And Gainey has really pulled a rabbit out of a hat this time.
In practice the day before the Canadiens hosted the Atlanta Thrashers on March 24, Gainey formed a new top line based totally on experience in hopes of finding lightning in a bottle for the sliding Habs. He touched Saku Koivu, Alex Tanguay and Alex Kovalev with his magic wand and, voila, chemistry was born. The Canadiens' top trio has been arguably the hottest line in hockey ever since.
"Sometimes you can't really explain why things happen," Koivu said. "We got some success in the first game, right from the get go, and we got some confidence. Right now we're moving well and I think that's the key. We're not stationary. We're trying to get in open space and we're finding the net right now."
The Koivu-Tanguay-Kovalev line, which is also together on the power play, has produced 12 goals, 16 assists and 46 shots on goal in the last five games. Coincidentally, the Canadiens are 4-0-1, on their way up the standings instead of trickling down.
They enter the weekend seventh in the East with 90 points.
"We played one time in Carolina earlier in the year and it didn't go particularly well," Tanguay told NHL.com. "It's a good feeling now. The points are coming for us."
Asked why the line is working now when it didn't earlier this season, Tanguay looked befuddled.
"It's hockey, you know," he said with a laugh. "You're good the one year and you're bad the other year. You're good one game and you're bad the other game. Right now it's a team effort. (Maxim) Lapierre's line and (Tomas Plekanec's) line have done a great job of giving us a couple of power plays and our line, we're able to capitalize on them. It's a total team effort."
The way this top line is clicking reminds Tanguay what it was like when he played with Joe Sakic and Milan Hejduk in Colorado in 2001, or more recently when he played with Jarome Iginla and Daymond Langkow in Calgary.
"Every time we went on the ice, we felt like we could score two or three times as a line," Tanguay said. "That's the feeling we are getting right now. I don't think we have a Sakic or Forsberg here, but we're good enough to make plays and we've been playing pretty good."
Koivu said Gainey talked to them before he put the line together and stressed that if they were going to be successful, the key was playing well without the puck and supporting each other when they were able to get it back.
Well, their puck retrieval has been excellent and they've been keeping it in the zone for long stretches of time, which has in turn cut down the amount of shots the Canadiens were giving up.
"We can move the puck around and we can cycle the puck well," Koivu said. "We are trying to keep two guys close to the puck and then the third guy can stay high and kind of spread things around a bit.
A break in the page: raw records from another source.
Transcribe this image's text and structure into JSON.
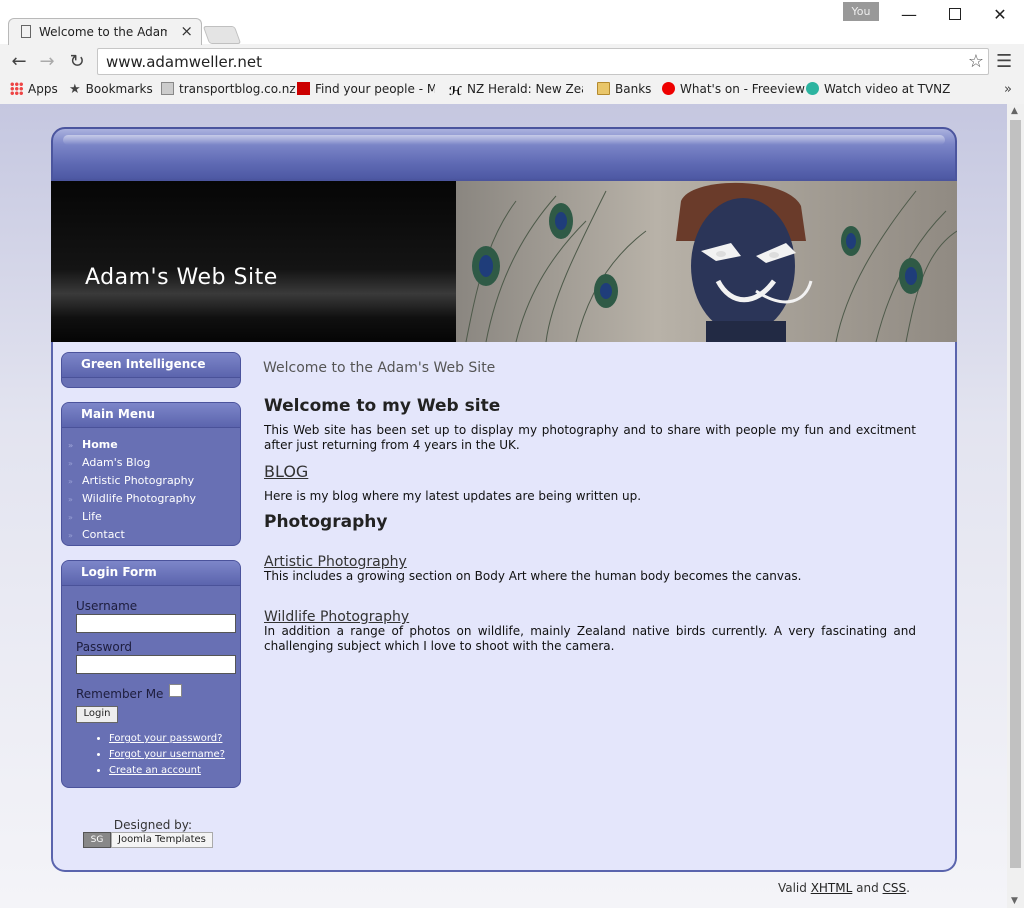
{
  "browser": {
    "tab_title": "Welcome to the Adam's W",
    "user_badge": "You",
    "url": "www.adamweller.net",
    "bookmarks": [
      {
        "label": "Apps"
      },
      {
        "label": "Bookmarks"
      },
      {
        "label": "transportblog.co.nz"
      },
      {
        "label": "Find your people - Me"
      },
      {
        "label": "NZ Herald: New Zeala"
      },
      {
        "label": "Banks"
      },
      {
        "label": "What's on - Freeview"
      },
      {
        "label": "Watch video at TVNZ"
      }
    ]
  },
  "site": {
    "banner_title": "Adam's Web Site",
    "modules": {
      "green": {
        "title": "Green Intelligence"
      },
      "main_menu": {
        "title": "Main Menu",
        "items": [
          {
            "label": "Home"
          },
          {
            "label": "Adam's Blog"
          },
          {
            "label": "Artistic Photography"
          },
          {
            "label": "Wildlife Photography"
          },
          {
            "label": "Life"
          },
          {
            "label": "Contact"
          }
        ]
      },
      "login": {
        "title": "Login Form",
        "username_label": "Username",
        "password_label": "Password",
        "remember_label": "Remember Me",
        "button": "Login",
        "links": [
          "Forgot your password?",
          "Forgot your username?",
          "Create an account"
        ]
      }
    },
    "designed_by": "Designed by:",
    "designed_badge_logo": "SG",
    "designed_badge_text": "Joomla Templates",
    "main": {
      "page_heading": "Welcome to the Adam's Web Site",
      "heading": "Welcome to my Web site",
      "intro": "This Web site has been set up to display my photography and to share with people my fun and excitment after just returning from 4 years in the UK.",
      "blog_link": "BLOG",
      "blog_text": "Here is my blog where my latest updates are being written up.",
      "photo_heading": "Photography",
      "art_link": "Artistic Photography",
      "art_text": "This includes a growing section on Body Art where the human body becomes the canvas.",
      "wild_link": "Wildlife Photography",
      "wild_text": "In addition a range of photos on wildlife, mainly Zealand native birds currently. A very fascinating and challenging subject which I love to shoot with the camera."
    },
    "footer": {
      "valid_prefix": "Valid",
      "xhtml": "XHTML",
      "and": "and",
      "css": "CSS",
      "suffix": "."
    }
  }
}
It's not getting too crowded in there.
"If you have three guys all over the ice, you're not going to create much, so we're trying to get the support there as quick as possible and we're quick. When you look at Tanguay in the corners, he gets a lot of loose pucks and rebounds. When that happens, you can maintain pressure. You're hoping the defensemen are going to be tired and that's when you get into open ice and the scoring chances."
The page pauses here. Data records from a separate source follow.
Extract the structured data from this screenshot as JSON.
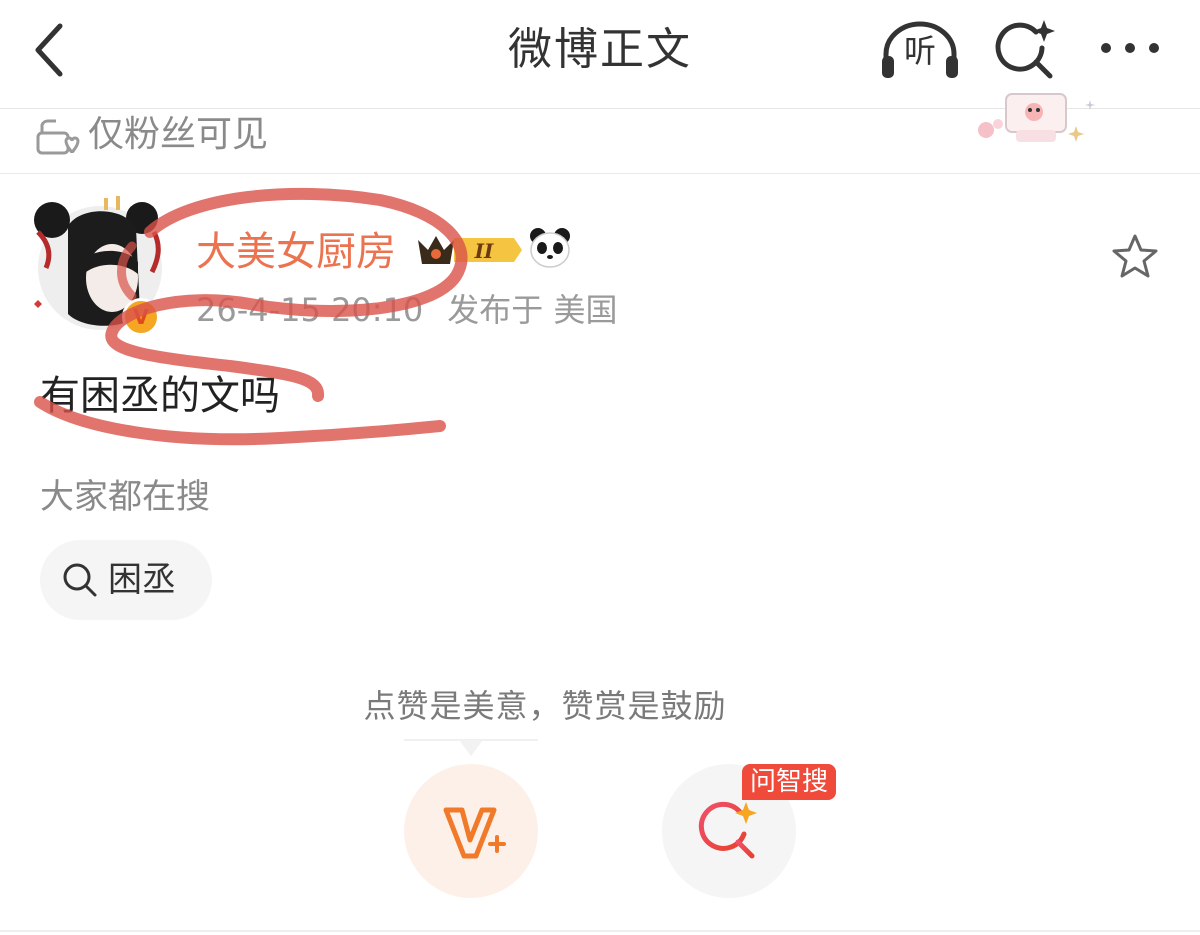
{
  "navbar": {
    "title": "微博正文",
    "listen_label": "听",
    "icons": [
      "back-arrow-icon",
      "headphones-icon",
      "ai-search-icon",
      "more-dots-icon"
    ]
  },
  "visibility": {
    "text": "仅粉丝可见",
    "icon": "fans-only-lock-icon"
  },
  "post": {
    "username": "大美女厨房",
    "verified_badge": "V",
    "level_badge": "II",
    "time": "26-4-15 20:10",
    "location": "发布于 美国",
    "text": "有困丞的文吗"
  },
  "hot_search": {
    "label": "大家都在搜",
    "chip": "困丞"
  },
  "actions": {
    "reward_slogan": "点赞是美意，赞赏是鼓励",
    "ask_badge": "问智搜"
  },
  "colors": {
    "username": "#eb7350",
    "marker": "#d9534a",
    "reward_bg": "#fdf0e8",
    "badge": "#f04a3a"
  }
}
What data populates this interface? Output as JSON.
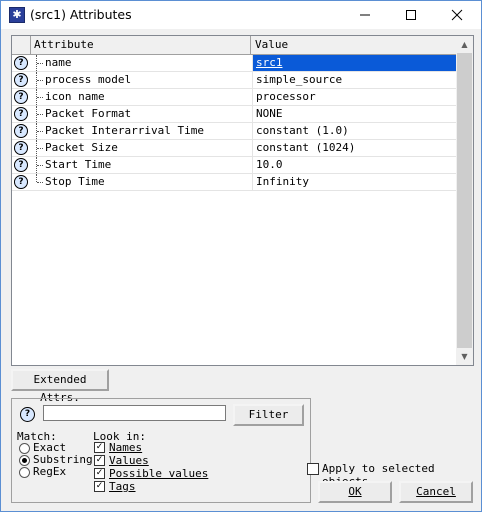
{
  "window": {
    "title": "(src1) Attributes"
  },
  "grid": {
    "headers": {
      "attribute": "Attribute",
      "value": "Value"
    },
    "rows": [
      {
        "name": "name",
        "value": "src1"
      },
      {
        "name": "process model",
        "value": "simple_source"
      },
      {
        "name": "icon name",
        "value": "processor"
      },
      {
        "name": "Packet Format",
        "value": "NONE"
      },
      {
        "name": "Packet Interarrival Time",
        "value": "constant (1.0)"
      },
      {
        "name": "Packet Size",
        "value": "constant (1024)"
      },
      {
        "name": "Start Time",
        "value": "10.0"
      },
      {
        "name": "Stop Time",
        "value": "Infinity"
      }
    ],
    "selected_row": 0,
    "help_glyph": "?"
  },
  "buttons": {
    "extended": "Extended Attrs.",
    "filter": "Filter",
    "ok": "OK",
    "cancel": "Cancel"
  },
  "filter": {
    "input_value": "",
    "match_label": "Match:",
    "match_options": [
      {
        "label": "Exact",
        "selected": false
      },
      {
        "label": "Substring",
        "selected": true
      },
      {
        "label": "RegEx",
        "selected": false
      }
    ],
    "look_in_label": "Look in:",
    "look_in_options": [
      {
        "label": "Names",
        "checked": true
      },
      {
        "label": "Values",
        "checked": true
      },
      {
        "label": "Possible values",
        "checked": true
      },
      {
        "label": "Tags",
        "checked": true
      }
    ]
  },
  "apply": {
    "label": "Apply to selected objects",
    "checked": false
  },
  "colors": {
    "selection": "#0a5ad8",
    "title_border": "#5b8fd3"
  }
}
Gainey said it looks like they're playing in sync right now and they are "waiting for someone to move into a hole."
Their chemistry has given Montreal's anemic power play new life, too.
The Canadiens have 10 power-play goals in their last 30 chances, nine of which have come with the same five-man unit on the ice - Tanguay, Koivu, Kovalev, Andrei Markov and Mathieu Schneider.
"To beat the (penalty killers) the passing has to be good and it has been," Gainey said. "We have been taking our shots. We're using our different tools. We're getting our shots from the blue line, plays down low and goals off the rush. They're really functioning on all cylinders."
Gainey also stressed Koivu's faceoff percentage. He's won 60.2 percent of his 108 draws (63-45) over the last five games, including a handful on the power play.
"On the power play, you get the opportunity to begin in the opponent's end zone," Gainey said, "and then you can have the puck and your right in prime real estate, where you want to be."
A quick look at the standings shows the Canadiens are, at least in realistic terms right now, where they want to be. They obviously would have preferred not to have put themselves in such a precarious position, but it appears Gainey's magic touch might be enough to pull them out of the woods.
"We all realize there are not many games left and we need to make the playoffs," Kovalev said, "so we started doing the things we're capable of and everything started working out."
Contact Dan Rosen at firstname.lastname@example.org